|Publisher:||The Birmingham News|
|Place of publication:||Birmingham, AL|
|Date of publication:||3/25/1907|
NEGRO TIED TO TREE AND SHOT BY MOB NEAR FLORENCE Cleveland Hardin Taken to Scene of His Crime and Body Riddled With Bullets. Two Hundred Pistols Emptied. Confessed His Guilt. Special to The Birmingham News, , FLORENCE, Ala., March 25. Cleveland Hardin, the negro who attempted to assault Mrs. Benjamin F. Rice, seven miles west of Florence, Friday afternoon, was ‘captured Sunday at 2:30 p. m. by a crowd of Men who were following the bloodhounds. The negro was found sitting under a small walnut tree. He was taken to the scene of hls crime, and after being brought before Mrs. Rice was tied to a tree and riddled with bullets. The negro was seen by H. E. HcKinney, the signal man at the Southern bridge tower, who notified the sheriff. The bloodhounds were put on his trail and traced the negro several miles and Sheriff Young was following them at the time the negro was jumped. Victim Faints. The news of the capture spread fast and the crowd grew constantly as the party proceeded towards the Rice home, reaching several hundred. When the negro was taken before Mrs. Rice she fainted and was revived with difficulty. When she was able to speak she was aked what was to be done with the negro and saying. I don’t care.” she swooned again, He was perfectly stolid and beyond confessing his guilt never spoke a word. He showed no sign of fear and walked willingly all the way seven miles. A large number of the crowd were for burning the negro but better council prevailed and he was tied to a tree with hls hands up. He was then shot. Many Shots Fired. Mr. Rice, the husband of the negro’s victim, was with difficulty restrained from shooting into the crowd as soon as he saw the negro. Mr. Rice fired the first shot after the negro was tied up, with a, 44-caliber rifle. Immediately a regulafr fusillade negro with tied up, with a 44-caliber was fired, about two hundred pistols being emptied into the negros body. Sheriff Young was not present when the negro was captured, but overtook the crowd just before it reached its destination. He was seized and disarmed as soon as he appeared, and all his efforts to pursuade the mob to turn the negro over to him were without avail. The mob was composed of many prominent citizens and no effort was made to conceal their identity. After the negro was dead the crowd dispersed orderly, leaving him tied to the tree.
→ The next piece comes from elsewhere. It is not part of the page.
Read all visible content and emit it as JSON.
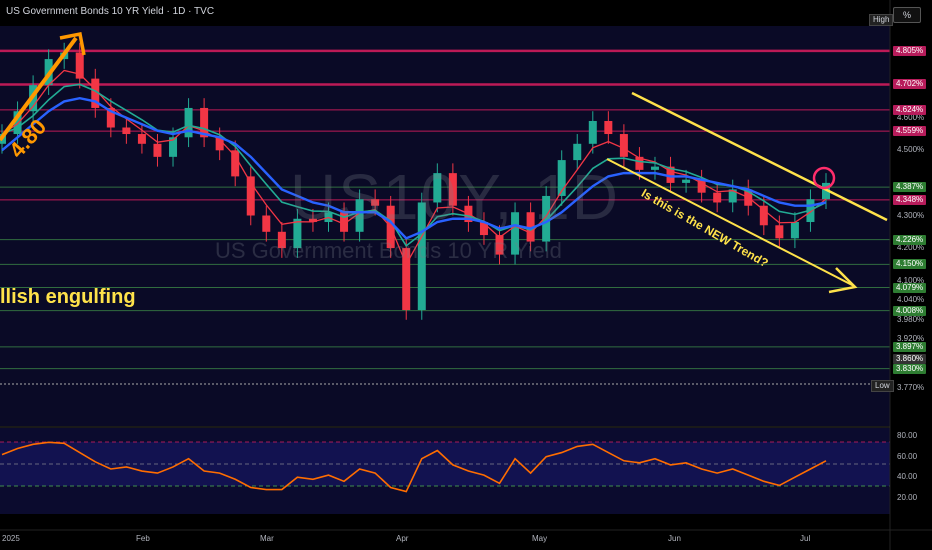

“Negro Tied To Tree and Shot By Mob Near Florence.” The Birmingham News (Birmingham, AL), March 25, 1907.